▸ PROBLEM REQUIREMENTS:
I'd like every line in the following listing that holds "Pulse" copied.

▸ DATA SHOWN:
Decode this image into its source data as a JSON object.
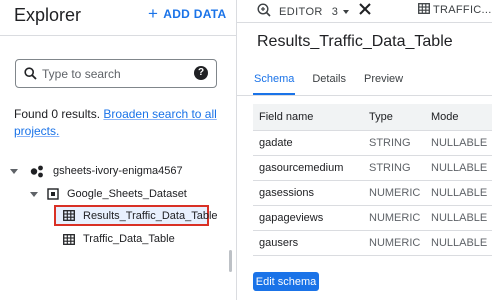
{
  "explorer": {
    "title": "Explorer",
    "add_data_label": "ADD DATA",
    "search_placeholder": "Type to search",
    "results_prefix": "Found 0 results.",
    "results_link": "Broaden search to all projects.",
    "project_name": "gsheets-ivory-enigma4567",
    "dataset_name": "Google_Sheets_Dataset",
    "tables": [
      "Results_Traffic_Data_Table",
      "Traffic_Data_Table"
    ]
  },
  "editor_bar": {
    "editor_label": "EDITOR",
    "editor_count": "3",
    "table_tab_label": "TRAFFIC..."
  },
  "details": {
    "title": "Results_Traffic_Data_Table",
    "tabs": [
      "Schema",
      "Details",
      "Preview"
    ],
    "active_tab": "Schema",
    "columns": [
      "Field name",
      "Type",
      "Mode"
    ],
    "fields": [
      {
        "name": "gadate",
        "type": "STRING",
        "mode": "NULLABLE"
      },
      {
        "name": "gasourcemedium",
        "type": "STRING",
        "mode": "NULLABLE"
      },
      {
        "name": "gasessions",
        "type": "NUMERIC",
        "mode": "NULLABLE"
      },
      {
        "name": "gapageviews",
        "type": "NUMERIC",
        "mode": "NULLABLE"
      },
      {
        "name": "gausers",
        "type": "NUMERIC",
        "mode": "NULLABLE"
      }
    ],
    "edit_schema_label": "Edit schema"
  },
  "colors": {
    "accent": "#1a73e8",
    "highlight_border": "#d93025"
  }
}
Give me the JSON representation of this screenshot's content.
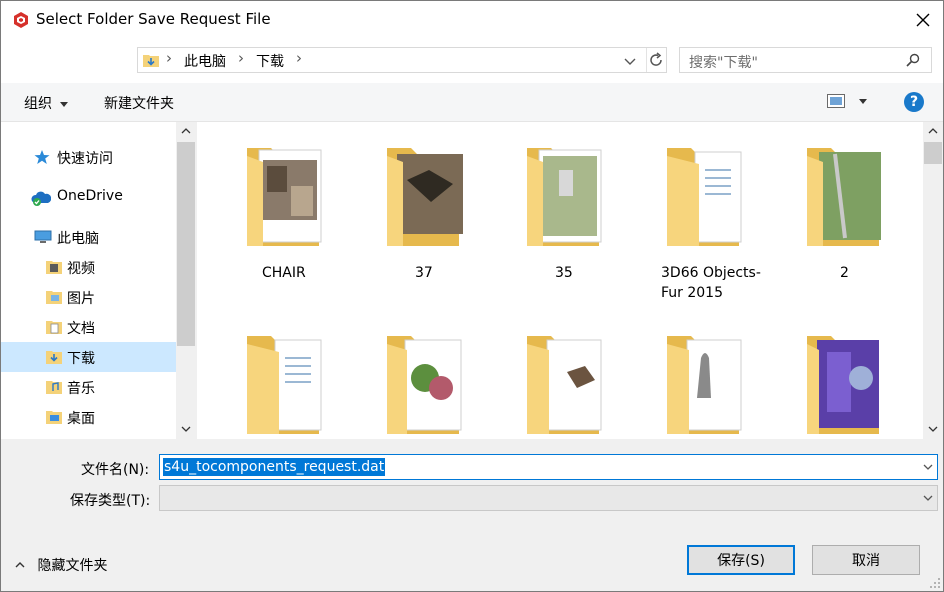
{
  "window": {
    "title": "Select Folder Save Request File"
  },
  "nav": {
    "breadcrumb": [
      "此电脑",
      "下载"
    ],
    "search_placeholder": "搜索\"下载\""
  },
  "toolbar": {
    "organize": "组织",
    "new_folder": "新建文件夹",
    "help": "?"
  },
  "sidebar": {
    "items": [
      {
        "label": "快速访问",
        "icon": "star-icon"
      },
      {
        "label": "OneDrive",
        "icon": "cloud-icon"
      },
      {
        "label": "此电脑",
        "icon": "computer-icon"
      },
      {
        "label": "视频",
        "icon": "video-folder-icon"
      },
      {
        "label": "图片",
        "icon": "pictures-folder-icon"
      },
      {
        "label": "文档",
        "icon": "documents-folder-icon"
      },
      {
        "label": "下载",
        "icon": "downloads-folder-icon",
        "selected": true
      },
      {
        "label": "音乐",
        "icon": "music-folder-icon"
      },
      {
        "label": "桌面",
        "icon": "desktop-folder-icon"
      }
    ]
  },
  "files": {
    "row1": [
      "CHAIR",
      "37",
      "35",
      "3D66 Objects-Fur 2015",
      "2"
    ]
  },
  "form": {
    "filename_label": "文件名(N):",
    "filename_value": "s4u_tocomponents_request.dat",
    "filetype_label": "保存类型(T):",
    "filetype_value": ""
  },
  "footer": {
    "hide_folders": "隐藏文件夹",
    "save": "保存(S)",
    "cancel": "取消"
  },
  "colors": {
    "accent": "#0078d7",
    "selected_nav": "#cce8ff",
    "folder": "#f4d279"
  }
}
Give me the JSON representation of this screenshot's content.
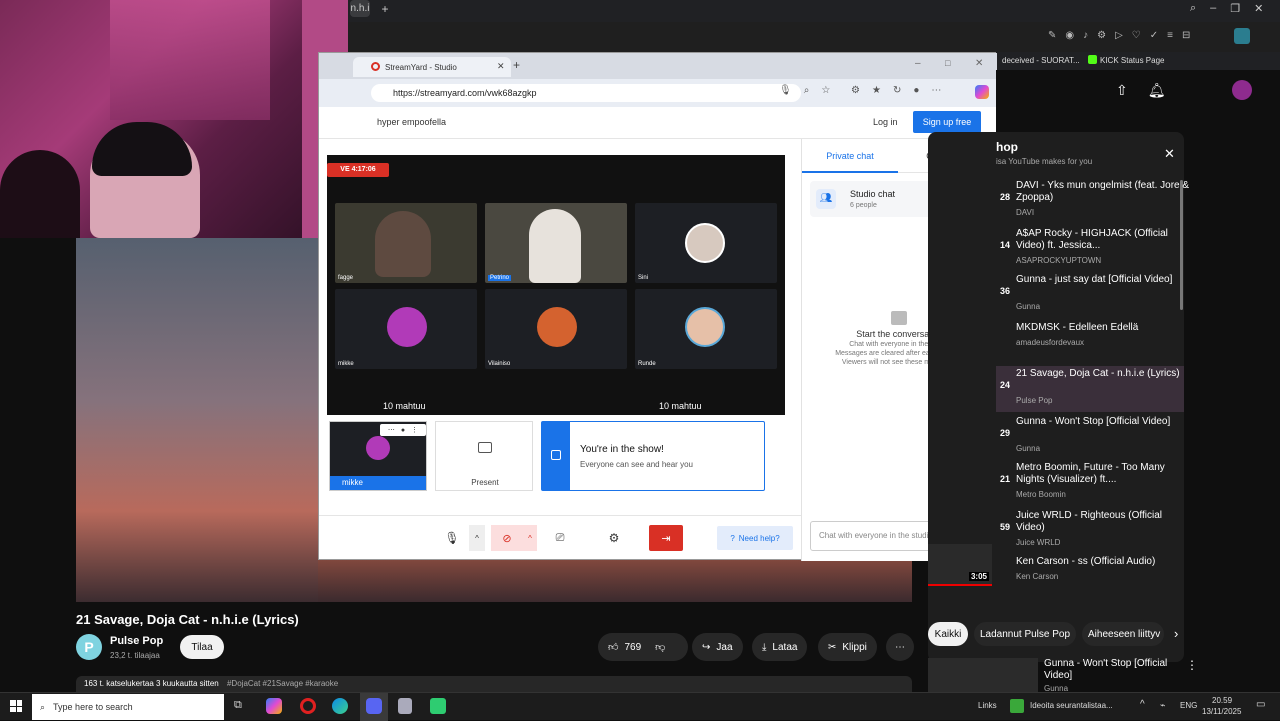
{
  "browser": {
    "tab_nhie": "n.h.i",
    "plus": "+"
  },
  "streamyard": {
    "tab_title": "StreamYard - Studio",
    "url": "https://streamyard.com/vwk68azgkp",
    "studio_name": "hyper empoofella",
    "login": "Log in",
    "signup": "Sign up free",
    "live_badge": "VE 4:17:06",
    "participants": [
      {
        "name": "fagge"
      },
      {
        "name": "Petrino"
      },
      {
        "name": "Sini"
      },
      {
        "name": "mikke"
      },
      {
        "name": "Vilainiso"
      },
      {
        "name": "Runde"
      }
    ],
    "capacity_left": "10 mahtuu",
    "capacity_right": "10 mahtuu",
    "self_name": "mikke",
    "present_label": "Present",
    "show_title": "You're in the show!",
    "show_sub": "Everyone can see and hear you",
    "need_help": "Need help?",
    "tabs": {
      "private": "Private chat",
      "comments": "Comments"
    },
    "studio_chat": {
      "title": "Studio chat",
      "sub": "6 people"
    },
    "empty_title": "Start the conversation",
    "empty_lines": [
      "Chat with everyone in the studio.",
      "Messages are cleared after each session.",
      "Viewers will not see these messages."
    ],
    "chat_placeholder": "Chat with everyone in the studio"
  },
  "ext_tabs": {
    "tab1": "deceived - SUORAT...",
    "tab2": "KICK Status Page"
  },
  "playlist": {
    "title": "hop",
    "subtitle": "isa YouTube makes for you",
    "items": [
      {
        "num": "28",
        "title": "DAVI - Yks mun ongelmist (feat. Jore & Zpoppa)",
        "channel": "DAVI"
      },
      {
        "num": "14",
        "title": "A$AP Rocky - HIGHJACK (Official Video) ft. Jessica...",
        "channel": "ASAPROCKYUPTOWN"
      },
      {
        "num": "36",
        "title": "Gunna - just say dat [Official Video]",
        "channel": "Gunna"
      },
      {
        "num": "",
        "title": "MKDMSK - Edelleen Edellä",
        "channel": "amadeusfordevaux"
      },
      {
        "num": "24",
        "title": "21 Savage, Doja Cat - n.h.i.e (Lyrics)",
        "channel": "Pulse Pop"
      },
      {
        "num": "29",
        "title": "Gunna - Won't Stop [Official Video]",
        "channel": "Gunna"
      },
      {
        "num": "21",
        "title": "Metro Boomin, Future - Too Many Nights (Visualizer) ft....",
        "channel": "Metro Boomin"
      },
      {
        "num": "59",
        "title": "Juice WRLD - Righteous (Official Video)",
        "channel": "Juice WRLD"
      },
      {
        "num": "",
        "title": "Ken Carson - ss (Official Audio)",
        "channel": "Ken Carson"
      }
    ],
    "ken_duration": "3:05"
  },
  "chips": [
    "Kaikki",
    "Ladannut Pulse Pop",
    "Aiheeseen liittyv"
  ],
  "video": {
    "title": "21 Savage, Doja Cat - n.h.i.e (Lyrics)",
    "channel": "Pulse Pop",
    "subs": "23,2 t. tilaajaa",
    "subscribe": "Tilaa",
    "likes": "769",
    "share": "Jaa",
    "download": "Lataa",
    "clip": "Klippi",
    "meta": "163 t. katselukertaa  3 kuukautta sitten",
    "tags": "#DojaCat #21Savage #karaoke"
  },
  "next_video": {
    "title": "Gunna - Won't Stop [Official Video]",
    "channel": "Gunna"
  },
  "taskbar": {
    "search": "Type here to search",
    "links": "Links",
    "news": "Ideoita seurantalistaa...",
    "lang": "ENG",
    "time": "20.59",
    "date": "13/11/2025"
  },
  "colors": {
    "accent": "#1a73e8",
    "live": "#d93025",
    "yt_bg": "#0f0f0f"
  }
}
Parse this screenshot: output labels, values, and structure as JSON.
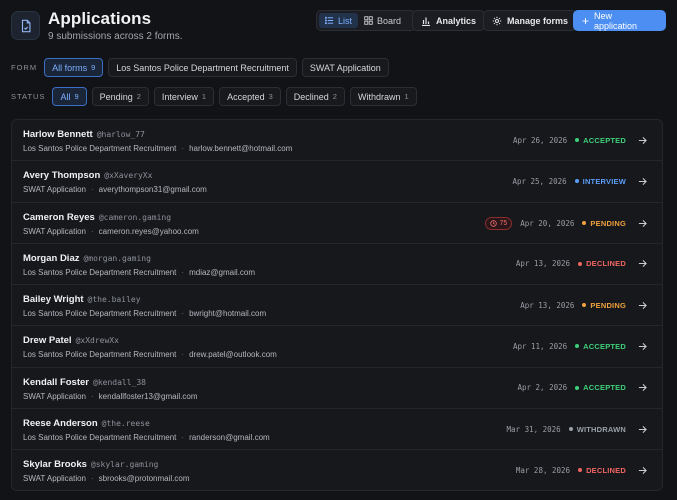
{
  "header": {
    "title": "Applications",
    "subtitle": "9 submissions across 2 forms.",
    "app_icon": "document-icon"
  },
  "view_toggle": {
    "list_label": "List",
    "board_label": "Board",
    "selected": "List"
  },
  "actions": {
    "analytics_label": "Analytics",
    "manage_label": "Manage forms",
    "new_label": "New application"
  },
  "form_filter": {
    "label": "FORM",
    "options": [
      {
        "label": "All forms",
        "count": "9"
      },
      {
        "label": "Los Santos Police Department Recruitment",
        "count": ""
      },
      {
        "label": "SWAT Application",
        "count": ""
      }
    ],
    "selected": "All forms"
  },
  "status_filter": {
    "label": "STATUS",
    "options": [
      {
        "label": "All",
        "count": "9"
      },
      {
        "label": "Pending",
        "count": "2"
      },
      {
        "label": "Interview",
        "count": "1"
      },
      {
        "label": "Accepted",
        "count": "3"
      },
      {
        "label": "Declined",
        "count": "2"
      },
      {
        "label": "Withdrawn",
        "count": "1"
      }
    ],
    "selected": "All"
  },
  "status_colors": {
    "ACCEPTED": "#3ecf7a",
    "INTERVIEW": "#5b9cf6",
    "PENDING": "#f0a03c",
    "DECLINED": "#f06562",
    "WITHDRAWN": "#9aa0a8"
  },
  "applications": [
    {
      "name": "Harlow Bennett",
      "handle": "@harlow_77",
      "form": "Los Santos Police Department Recruitment",
      "email": "harlow.bennett@hotmail.com",
      "date": "Apr 26, 2026",
      "status": "ACCEPTED",
      "flag": ""
    },
    {
      "name": "Avery Thompson",
      "handle": "@xXaveryXx",
      "form": "SWAT Application",
      "email": "averythompson31@gmail.com",
      "date": "Apr 25, 2026",
      "status": "INTERVIEW",
      "flag": ""
    },
    {
      "name": "Cameron Reyes",
      "handle": "@cameron.gaming",
      "form": "SWAT Application",
      "email": "cameron.reyes@yahoo.com",
      "date": "Apr 20, 2026",
      "status": "PENDING",
      "flag": "75"
    },
    {
      "name": "Morgan Diaz",
      "handle": "@morgan.gaming",
      "form": "Los Santos Police Department Recruitment",
      "email": "mdiaz@gmail.com",
      "date": "Apr 13, 2026",
      "status": "DECLINED",
      "flag": ""
    },
    {
      "name": "Bailey Wright",
      "handle": "@the.bailey",
      "form": "Los Santos Police Department Recruitment",
      "email": "bwright@hotmail.com",
      "date": "Apr 13, 2026",
      "status": "PENDING",
      "flag": ""
    },
    {
      "name": "Drew Patel",
      "handle": "@xXdrewXx",
      "form": "Los Santos Police Department Recruitment",
      "email": "drew.patel@outlook.com",
      "date": "Apr 11, 2026",
      "status": "ACCEPTED",
      "flag": ""
    },
    {
      "name": "Kendall Foster",
      "handle": "@kendall_38",
      "form": "SWAT Application",
      "email": "kendallfoster13@gmail.com",
      "date": "Apr 2, 2026",
      "status": "ACCEPTED",
      "flag": ""
    },
    {
      "name": "Reese Anderson",
      "handle": "@the.reese",
      "form": "Los Santos Police Department Recruitment",
      "email": "randerson@gmail.com",
      "date": "Mar 31, 2026",
      "status": "WITHDRAWN",
      "flag": ""
    },
    {
      "name": "Skylar Brooks",
      "handle": "@skylar.gaming",
      "form": "SWAT Application",
      "email": "sbrooks@protonmail.com",
      "date": "Mar 28, 2026",
      "status": "DECLINED",
      "flag": ""
    }
  ]
}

▸ ANSWER TO THE EXERCISE:
        "channel": "Pulse Pop"
    "Ladannut Pulse Pop",
    "channel": "Pulse Pop",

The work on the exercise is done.